I swam into darkness, sensing the outlines of shadowy figures lurking on the ledge above. It was 8:30 a.m. and I was at Iceland’s Blue Lagoon, a 20-minute bus ride from Keflavik Airport, where I had landed hours earlier.
I’d taken a cheap flight from BWI to Iceland on a reporting trip for The Baltimore Banner. My mission: to find out what fun stuff you can do, see — and, of course, eat — in the Land of Fire and Ice. One of the top attractions are the country’s geothermal spas, powered by nature, and none more famous than the Blue Lagoon, which sees more than 700,000 visitors per year.
I got there when it opened — about two hours before the sun rises in Iceland in January — and more or less had the place to myself. Solitude allowed for moments of wonder, too — at one point I felt a rumble that seemed like it came from deep within the earth; I’d thought it was my stomach, but it turned out to be the heater. As cold rain fell on my head, I drifted deeper into the water, searching for the hottest spots. This is the secret to loving life in Iceland: enjoying the warmth of the spa amid the cold outside.
As the sky brightened, those shadowy figures turned out to be lifeguards in snowsuits. The light revealed the milky blueness of the thermal waters and the volcanic hills surrounding it, but also a gaggle of selfie-snatching tourists, clutching iPhones in one hand and cocktails in the other. Every photo, everywhere, all at once.

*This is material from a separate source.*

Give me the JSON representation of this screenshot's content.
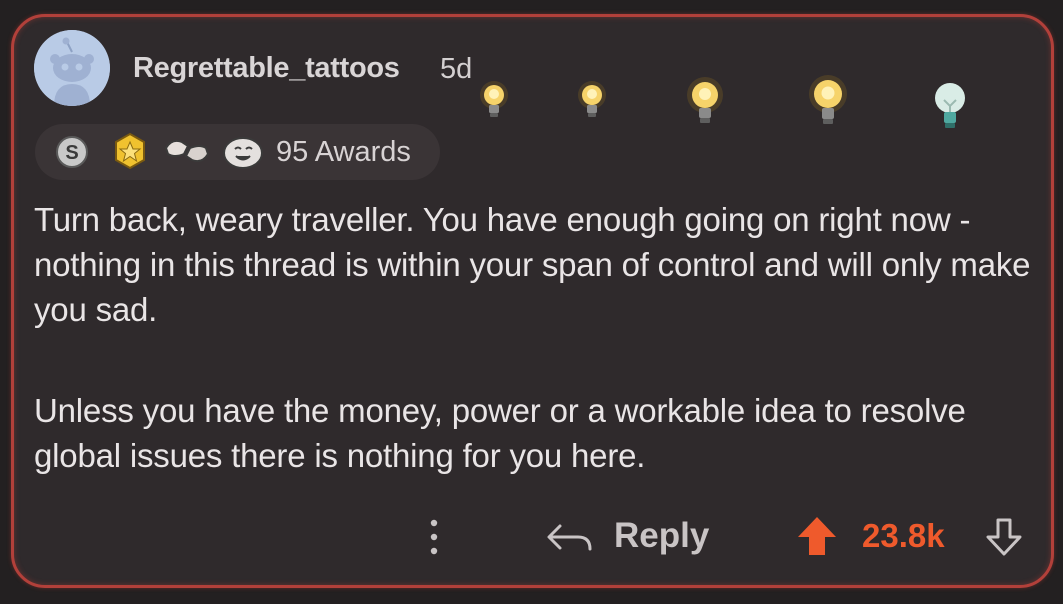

“Actually, iPhones are waterproof,” I heard one woman tell her companion. I rolled my eyes and headed for the locker room.
Sure, the Blue Lagoon is convenient; a bus will take you straight from the airport. But even with an online reservation system, it’s also so packed with people it can be hard to relax. To beat the crowds, you can just arrive super early, or better yet, skip it. After a few days in Iceland, I learned that there are plenty of spa options available that don’t involve sharing a bath with thousands of other people.

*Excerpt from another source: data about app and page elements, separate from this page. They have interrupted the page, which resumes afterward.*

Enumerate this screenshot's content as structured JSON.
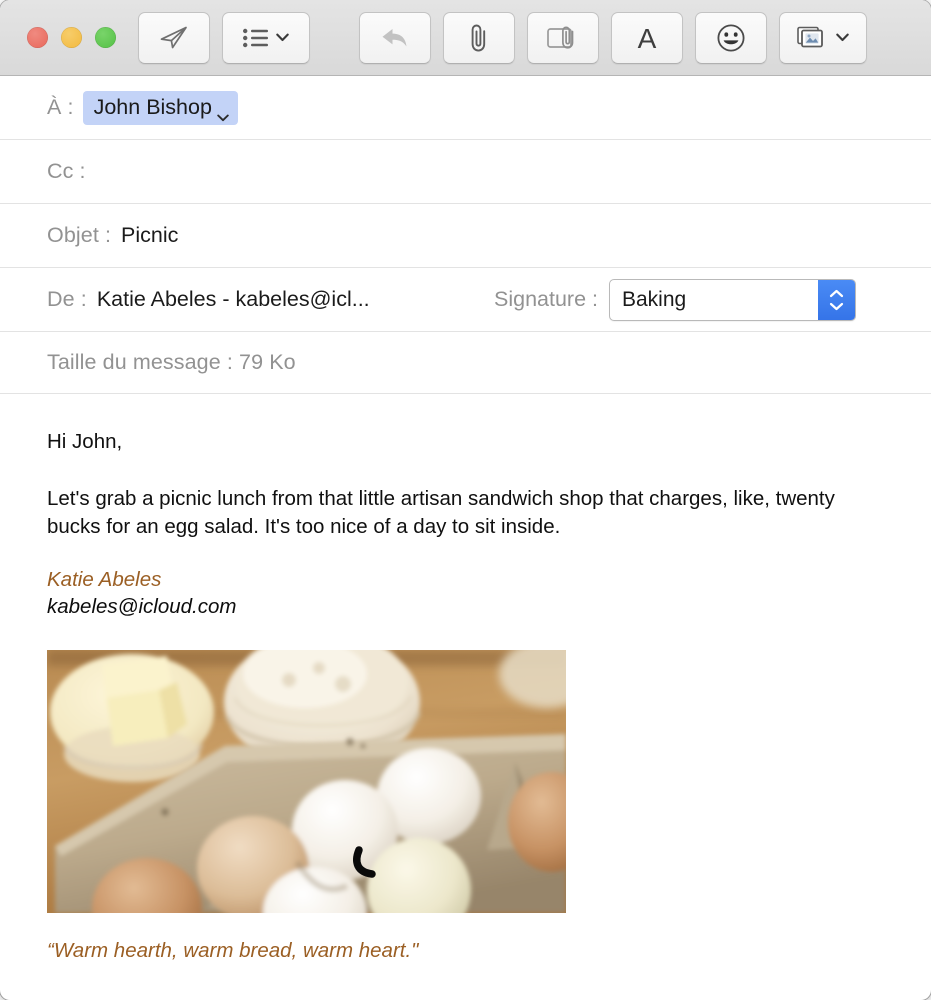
{
  "window": {
    "traffic_lights": [
      {
        "name": "close",
        "color": "#e8675a"
      },
      {
        "name": "minimize",
        "color": "#f2b93e"
      },
      {
        "name": "zoom",
        "color": "#53c044"
      }
    ]
  },
  "toolbar": {
    "buttons": [
      {
        "name": "send-button",
        "icon": "paper-plane-icon",
        "label": ""
      },
      {
        "name": "header-fields-button",
        "icon": "list-icon",
        "label": "",
        "has_chevron": true
      },
      {
        "name": "reply-button",
        "icon": "reply-arrow-icon",
        "label": "",
        "disabled": true
      },
      {
        "name": "attach-button",
        "icon": "paperclip-icon",
        "label": ""
      },
      {
        "name": "markup-button",
        "icon": "markup-attachment-icon",
        "label": ""
      },
      {
        "name": "format-button",
        "icon": "letter-a-icon",
        "label": "A"
      },
      {
        "name": "emoji-button",
        "icon": "smiley-face-icon",
        "label": ""
      },
      {
        "name": "photo-browser-button",
        "icon": "photos-icon",
        "label": "",
        "has_chevron": true
      }
    ]
  },
  "headers": {
    "to": {
      "label": "À :",
      "recipient": "John Bishop",
      "placeholder": ""
    },
    "cc": {
      "label": "Cc :",
      "value": "",
      "placeholder": ""
    },
    "subject": {
      "label": "Objet :",
      "value": "Picnic",
      "placeholder": ""
    },
    "from": {
      "label": "De :",
      "value": "Katie Abeles - kabeles@icl..."
    },
    "signature": {
      "label": "Signature :",
      "selected": "Baking"
    },
    "size": {
      "label": "Taille du message :",
      "value": "79 Ko",
      "full": "Taille du message : 79 Ko"
    }
  },
  "message": {
    "greeting": "Hi John,",
    "paragraph": "Let's grab a picnic lunch from that little artisan sandwich shop that charges, like, twenty bucks for an egg salad. It's too nice of a day to sit inside.",
    "signature_name": "Katie Abeles",
    "signature_email": "kabeles@icloud.com",
    "attachment": {
      "name": "baking-eggs-photo",
      "alt": "Eggs in a cardboard carton beside glass bowls of butter and flour on a wooden table"
    },
    "quote": "“Warm hearth, warm bread, warm heart.\""
  },
  "colors": {
    "token_bg": "#c3d3f7",
    "stepper_blue": "#3574e8",
    "signature_brown": "#9b5f24",
    "label_gray": "#929292"
  }
}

Laugarvatn Fontana Geothermal Baths: I stopped here during a tour of the Golden Circle — just to glimpse, not to bathe. Just over an hour away from Reykjavik by car, it overlooks a beautiful lake and felt uncrowded and peaceful. Because there is no corner of the planet untouched by a recent travel docuseries, it was also featured in a Netflix show called “Down to Earth with Zac Efron,” which highlighted geothermal baking techniques. (You can apparently boil eggs, or even bake rye bread, in a neighboring hot spring.)

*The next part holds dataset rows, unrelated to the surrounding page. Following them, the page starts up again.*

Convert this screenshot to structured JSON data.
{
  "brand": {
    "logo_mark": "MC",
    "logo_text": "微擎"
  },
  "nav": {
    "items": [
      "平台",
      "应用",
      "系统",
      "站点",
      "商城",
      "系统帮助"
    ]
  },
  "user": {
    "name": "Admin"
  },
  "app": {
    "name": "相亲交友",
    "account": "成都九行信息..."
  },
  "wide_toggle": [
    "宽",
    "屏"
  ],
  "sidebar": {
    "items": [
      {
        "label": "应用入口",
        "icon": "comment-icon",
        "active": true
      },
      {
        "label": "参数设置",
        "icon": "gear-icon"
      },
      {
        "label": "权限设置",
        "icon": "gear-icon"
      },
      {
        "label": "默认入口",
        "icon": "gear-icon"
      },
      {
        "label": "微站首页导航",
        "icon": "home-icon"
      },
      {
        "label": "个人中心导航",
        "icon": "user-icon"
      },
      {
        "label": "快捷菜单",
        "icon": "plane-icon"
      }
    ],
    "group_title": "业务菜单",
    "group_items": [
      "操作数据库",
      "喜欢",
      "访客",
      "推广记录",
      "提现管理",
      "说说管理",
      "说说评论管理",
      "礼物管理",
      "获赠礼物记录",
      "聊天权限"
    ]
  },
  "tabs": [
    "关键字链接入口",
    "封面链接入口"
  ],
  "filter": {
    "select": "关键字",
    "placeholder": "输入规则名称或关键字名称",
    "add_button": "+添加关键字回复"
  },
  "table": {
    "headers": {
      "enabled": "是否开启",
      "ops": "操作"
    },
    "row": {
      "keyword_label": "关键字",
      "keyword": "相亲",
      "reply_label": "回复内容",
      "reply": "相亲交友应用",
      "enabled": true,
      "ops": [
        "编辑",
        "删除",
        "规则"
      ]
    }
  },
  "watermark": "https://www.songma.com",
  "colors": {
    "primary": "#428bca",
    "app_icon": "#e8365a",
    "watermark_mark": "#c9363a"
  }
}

Sky Lagoon: Someone told me Sky Lagoon was like the Blue Lagoon, but less crowded. Consider me sold. Looking at the website, I was charmed by the architecture, which is inspired by traditional Icelandic turf houses. The bath is carved out from rocks and features an in-the-water bar. Another perk: it’s just a 13-minute drive from downtown Reykjavik. Hunker down for a seven-step bathing ritual, which includes a plunge in cold water; it’s believed to activate the immune system.
Reykjavik’s public pools: When it comes to a hot soak, the most affordable option for travelers is one favored by locals: a trip to one of Reykjavik’s many public pools. Afterward, indulge in Icelanders’ preferred post-spa ritual — a treat from a nearby ice cream shop or hot dog stand. Top choices for the pools include new arrival Dalslaug, on the edge of the city and ensconced in wilderness, and Vesturbæjarlaug — where, according to the local Reykjavík Grapevine, you might see the country’s prime minister or a member of Sigur Rós on the same day.
More in this series: